## WHAT TO DO
All lines with the word "glyph" are to be found and copied from the listing.

########################################

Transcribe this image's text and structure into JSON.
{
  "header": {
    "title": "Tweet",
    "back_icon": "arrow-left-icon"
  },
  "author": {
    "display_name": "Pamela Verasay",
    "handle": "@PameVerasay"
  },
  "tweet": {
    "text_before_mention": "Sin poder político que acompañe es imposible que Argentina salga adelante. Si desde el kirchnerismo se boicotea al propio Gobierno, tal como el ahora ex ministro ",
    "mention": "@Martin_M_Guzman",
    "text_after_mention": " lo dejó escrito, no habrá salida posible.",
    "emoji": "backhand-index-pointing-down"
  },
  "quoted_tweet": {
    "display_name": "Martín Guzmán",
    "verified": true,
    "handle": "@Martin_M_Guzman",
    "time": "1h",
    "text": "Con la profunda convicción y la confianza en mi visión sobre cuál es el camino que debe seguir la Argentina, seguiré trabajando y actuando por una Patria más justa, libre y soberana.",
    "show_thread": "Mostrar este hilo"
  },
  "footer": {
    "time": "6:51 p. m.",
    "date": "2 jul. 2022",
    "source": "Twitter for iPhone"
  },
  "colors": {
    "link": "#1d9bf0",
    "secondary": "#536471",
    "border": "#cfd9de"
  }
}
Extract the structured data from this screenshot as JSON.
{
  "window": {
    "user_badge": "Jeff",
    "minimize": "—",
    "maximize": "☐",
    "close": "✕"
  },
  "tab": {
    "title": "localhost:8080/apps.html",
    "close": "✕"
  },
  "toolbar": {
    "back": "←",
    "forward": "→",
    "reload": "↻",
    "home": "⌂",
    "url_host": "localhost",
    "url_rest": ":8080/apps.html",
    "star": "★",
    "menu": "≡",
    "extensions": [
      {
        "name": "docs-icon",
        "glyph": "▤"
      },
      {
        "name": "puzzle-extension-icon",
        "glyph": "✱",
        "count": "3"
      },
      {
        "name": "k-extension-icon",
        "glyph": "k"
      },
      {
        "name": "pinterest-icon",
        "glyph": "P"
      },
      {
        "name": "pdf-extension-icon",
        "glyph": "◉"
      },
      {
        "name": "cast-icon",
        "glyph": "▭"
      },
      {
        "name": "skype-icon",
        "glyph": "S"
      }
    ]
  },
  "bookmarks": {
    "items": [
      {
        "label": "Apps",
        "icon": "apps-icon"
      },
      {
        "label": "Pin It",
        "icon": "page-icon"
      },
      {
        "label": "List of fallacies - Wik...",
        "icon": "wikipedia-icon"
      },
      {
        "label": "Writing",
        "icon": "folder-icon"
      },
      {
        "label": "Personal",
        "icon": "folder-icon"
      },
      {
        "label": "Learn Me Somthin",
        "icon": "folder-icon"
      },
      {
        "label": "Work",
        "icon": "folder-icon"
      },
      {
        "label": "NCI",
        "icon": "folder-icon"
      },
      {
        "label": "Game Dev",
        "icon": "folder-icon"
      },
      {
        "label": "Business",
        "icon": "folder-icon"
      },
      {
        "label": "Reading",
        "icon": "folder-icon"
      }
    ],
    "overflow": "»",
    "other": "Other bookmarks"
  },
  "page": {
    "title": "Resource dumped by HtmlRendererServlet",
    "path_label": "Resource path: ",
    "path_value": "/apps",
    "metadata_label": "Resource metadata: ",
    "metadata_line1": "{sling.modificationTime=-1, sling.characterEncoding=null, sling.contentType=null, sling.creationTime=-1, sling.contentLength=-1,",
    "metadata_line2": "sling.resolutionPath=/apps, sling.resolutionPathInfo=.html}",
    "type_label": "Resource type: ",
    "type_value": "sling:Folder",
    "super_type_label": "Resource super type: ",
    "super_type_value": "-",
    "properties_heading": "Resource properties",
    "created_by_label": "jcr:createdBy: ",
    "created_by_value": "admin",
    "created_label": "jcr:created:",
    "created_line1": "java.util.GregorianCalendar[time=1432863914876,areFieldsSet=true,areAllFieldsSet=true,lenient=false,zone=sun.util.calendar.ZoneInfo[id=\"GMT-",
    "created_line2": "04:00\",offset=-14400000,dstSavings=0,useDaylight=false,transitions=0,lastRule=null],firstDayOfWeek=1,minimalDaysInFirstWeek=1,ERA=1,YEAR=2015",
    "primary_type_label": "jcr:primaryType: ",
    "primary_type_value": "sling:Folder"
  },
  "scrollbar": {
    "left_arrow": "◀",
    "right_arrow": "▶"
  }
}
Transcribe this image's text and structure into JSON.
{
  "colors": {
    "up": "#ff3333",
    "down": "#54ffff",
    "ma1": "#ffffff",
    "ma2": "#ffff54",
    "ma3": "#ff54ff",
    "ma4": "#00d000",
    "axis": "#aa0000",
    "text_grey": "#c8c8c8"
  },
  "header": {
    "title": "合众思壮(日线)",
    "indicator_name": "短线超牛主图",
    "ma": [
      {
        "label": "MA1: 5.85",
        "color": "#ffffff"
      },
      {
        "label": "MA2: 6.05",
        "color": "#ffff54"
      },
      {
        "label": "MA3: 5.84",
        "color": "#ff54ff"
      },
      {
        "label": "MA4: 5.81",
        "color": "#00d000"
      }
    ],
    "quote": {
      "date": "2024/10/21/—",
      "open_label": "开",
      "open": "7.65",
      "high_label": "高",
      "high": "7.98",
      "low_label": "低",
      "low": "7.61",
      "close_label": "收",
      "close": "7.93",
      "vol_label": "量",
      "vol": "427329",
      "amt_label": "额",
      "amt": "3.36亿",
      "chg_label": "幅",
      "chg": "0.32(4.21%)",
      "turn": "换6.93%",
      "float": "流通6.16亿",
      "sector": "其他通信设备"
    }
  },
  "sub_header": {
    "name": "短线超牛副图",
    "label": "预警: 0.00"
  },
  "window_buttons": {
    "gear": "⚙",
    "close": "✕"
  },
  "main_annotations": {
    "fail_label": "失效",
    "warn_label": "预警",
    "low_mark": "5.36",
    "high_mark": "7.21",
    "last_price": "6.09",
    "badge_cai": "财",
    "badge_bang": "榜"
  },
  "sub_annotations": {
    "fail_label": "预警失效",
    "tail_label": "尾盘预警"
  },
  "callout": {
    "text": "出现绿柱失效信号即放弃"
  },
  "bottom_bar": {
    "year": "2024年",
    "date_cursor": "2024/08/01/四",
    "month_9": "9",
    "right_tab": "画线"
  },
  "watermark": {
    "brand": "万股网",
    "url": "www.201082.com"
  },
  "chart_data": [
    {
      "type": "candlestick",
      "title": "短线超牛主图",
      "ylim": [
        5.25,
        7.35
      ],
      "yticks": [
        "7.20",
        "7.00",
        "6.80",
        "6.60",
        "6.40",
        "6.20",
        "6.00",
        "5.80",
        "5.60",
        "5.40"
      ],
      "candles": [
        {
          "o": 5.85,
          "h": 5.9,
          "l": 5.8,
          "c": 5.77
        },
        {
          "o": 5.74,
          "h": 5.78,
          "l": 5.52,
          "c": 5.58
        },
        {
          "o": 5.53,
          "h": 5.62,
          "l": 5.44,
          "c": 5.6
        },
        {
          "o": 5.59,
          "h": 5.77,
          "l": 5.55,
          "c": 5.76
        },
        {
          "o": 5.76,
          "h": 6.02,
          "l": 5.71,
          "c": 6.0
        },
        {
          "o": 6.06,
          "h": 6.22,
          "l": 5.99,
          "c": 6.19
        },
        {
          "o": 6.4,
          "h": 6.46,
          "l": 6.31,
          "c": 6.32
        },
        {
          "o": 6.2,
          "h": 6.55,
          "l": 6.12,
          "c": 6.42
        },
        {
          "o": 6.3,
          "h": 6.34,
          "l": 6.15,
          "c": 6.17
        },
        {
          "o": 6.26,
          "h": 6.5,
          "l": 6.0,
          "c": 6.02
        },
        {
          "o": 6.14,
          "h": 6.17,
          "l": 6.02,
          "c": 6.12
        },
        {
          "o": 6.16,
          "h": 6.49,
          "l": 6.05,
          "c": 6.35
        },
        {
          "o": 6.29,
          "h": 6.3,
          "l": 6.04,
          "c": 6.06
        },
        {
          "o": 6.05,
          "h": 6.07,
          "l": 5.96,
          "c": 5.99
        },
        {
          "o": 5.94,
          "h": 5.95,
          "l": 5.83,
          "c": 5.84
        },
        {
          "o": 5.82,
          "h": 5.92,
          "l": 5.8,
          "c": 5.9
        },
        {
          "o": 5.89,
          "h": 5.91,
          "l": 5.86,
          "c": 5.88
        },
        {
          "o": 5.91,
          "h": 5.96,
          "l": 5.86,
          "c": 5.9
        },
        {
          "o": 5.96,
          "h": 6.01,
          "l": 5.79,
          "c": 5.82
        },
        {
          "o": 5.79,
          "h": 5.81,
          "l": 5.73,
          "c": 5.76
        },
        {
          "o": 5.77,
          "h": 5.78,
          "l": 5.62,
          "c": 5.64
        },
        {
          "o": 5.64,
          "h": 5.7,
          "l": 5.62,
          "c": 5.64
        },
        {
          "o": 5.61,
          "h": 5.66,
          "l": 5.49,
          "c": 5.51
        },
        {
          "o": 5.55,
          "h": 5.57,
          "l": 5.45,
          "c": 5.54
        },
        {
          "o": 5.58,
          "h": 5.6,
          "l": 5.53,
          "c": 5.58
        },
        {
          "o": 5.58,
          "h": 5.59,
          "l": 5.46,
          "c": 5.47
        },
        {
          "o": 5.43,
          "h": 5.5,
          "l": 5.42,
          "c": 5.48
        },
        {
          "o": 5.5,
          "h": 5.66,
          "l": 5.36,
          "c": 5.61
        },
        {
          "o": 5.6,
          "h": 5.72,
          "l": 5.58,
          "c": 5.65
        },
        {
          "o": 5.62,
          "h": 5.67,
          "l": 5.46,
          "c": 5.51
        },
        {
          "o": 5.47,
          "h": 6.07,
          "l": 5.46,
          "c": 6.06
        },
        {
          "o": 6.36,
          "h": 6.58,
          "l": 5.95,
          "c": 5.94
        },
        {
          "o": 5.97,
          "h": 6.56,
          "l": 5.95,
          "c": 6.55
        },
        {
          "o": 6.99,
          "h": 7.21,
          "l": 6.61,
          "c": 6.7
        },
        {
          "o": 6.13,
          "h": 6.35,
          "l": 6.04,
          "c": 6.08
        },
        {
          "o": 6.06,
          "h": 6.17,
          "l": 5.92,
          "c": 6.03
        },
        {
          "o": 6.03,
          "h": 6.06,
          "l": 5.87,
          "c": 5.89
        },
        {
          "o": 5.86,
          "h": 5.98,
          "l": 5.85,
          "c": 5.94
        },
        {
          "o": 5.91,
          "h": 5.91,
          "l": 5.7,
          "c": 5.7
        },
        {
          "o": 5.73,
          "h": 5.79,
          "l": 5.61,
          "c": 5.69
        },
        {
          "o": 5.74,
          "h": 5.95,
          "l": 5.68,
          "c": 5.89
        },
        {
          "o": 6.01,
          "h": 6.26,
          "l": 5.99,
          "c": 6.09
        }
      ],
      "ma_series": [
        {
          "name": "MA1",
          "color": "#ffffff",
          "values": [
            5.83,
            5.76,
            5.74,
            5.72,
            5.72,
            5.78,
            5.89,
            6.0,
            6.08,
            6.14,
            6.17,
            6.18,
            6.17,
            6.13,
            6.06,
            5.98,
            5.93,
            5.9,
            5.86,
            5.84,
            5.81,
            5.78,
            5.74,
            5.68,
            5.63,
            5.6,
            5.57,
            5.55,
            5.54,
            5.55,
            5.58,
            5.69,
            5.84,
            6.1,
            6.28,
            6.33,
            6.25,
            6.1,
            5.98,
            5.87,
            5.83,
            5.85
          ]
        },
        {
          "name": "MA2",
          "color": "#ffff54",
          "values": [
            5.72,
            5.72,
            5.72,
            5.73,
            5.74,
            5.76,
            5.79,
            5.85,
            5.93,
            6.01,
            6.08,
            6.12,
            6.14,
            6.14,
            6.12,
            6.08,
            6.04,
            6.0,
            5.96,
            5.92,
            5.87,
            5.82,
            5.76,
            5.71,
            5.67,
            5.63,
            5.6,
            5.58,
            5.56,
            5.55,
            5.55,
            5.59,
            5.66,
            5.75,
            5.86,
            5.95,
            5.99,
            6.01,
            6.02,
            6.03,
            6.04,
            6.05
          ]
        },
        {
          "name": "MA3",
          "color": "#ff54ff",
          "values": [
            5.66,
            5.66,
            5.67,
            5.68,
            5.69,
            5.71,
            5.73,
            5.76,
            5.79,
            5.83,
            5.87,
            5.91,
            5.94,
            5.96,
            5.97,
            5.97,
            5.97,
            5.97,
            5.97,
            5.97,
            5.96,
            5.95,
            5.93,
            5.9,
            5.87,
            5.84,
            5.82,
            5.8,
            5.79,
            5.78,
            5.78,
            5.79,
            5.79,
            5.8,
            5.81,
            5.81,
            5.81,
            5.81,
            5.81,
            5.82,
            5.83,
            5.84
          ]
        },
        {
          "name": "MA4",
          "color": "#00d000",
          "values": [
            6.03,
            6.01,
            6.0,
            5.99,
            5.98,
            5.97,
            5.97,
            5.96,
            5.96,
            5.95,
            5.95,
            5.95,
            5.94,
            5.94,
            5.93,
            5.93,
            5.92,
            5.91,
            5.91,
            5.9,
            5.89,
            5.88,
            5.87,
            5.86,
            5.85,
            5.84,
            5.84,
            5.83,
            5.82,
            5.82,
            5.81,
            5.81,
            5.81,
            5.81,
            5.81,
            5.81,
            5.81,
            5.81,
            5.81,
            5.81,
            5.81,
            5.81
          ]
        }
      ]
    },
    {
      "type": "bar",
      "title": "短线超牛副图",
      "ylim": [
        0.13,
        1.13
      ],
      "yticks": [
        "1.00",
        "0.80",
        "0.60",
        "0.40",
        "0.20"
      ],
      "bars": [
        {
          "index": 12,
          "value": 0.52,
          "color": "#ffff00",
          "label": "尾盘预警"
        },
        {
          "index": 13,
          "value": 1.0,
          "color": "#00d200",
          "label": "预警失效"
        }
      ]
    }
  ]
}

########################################

## OUTPUT FOR THIS TASK
        "glyph": "▤"
        "glyph": "✱",
        "glyph": "k"
        "glyph": "P"
        "glyph": "◉"
        "glyph": "▭"
        "glyph": "S"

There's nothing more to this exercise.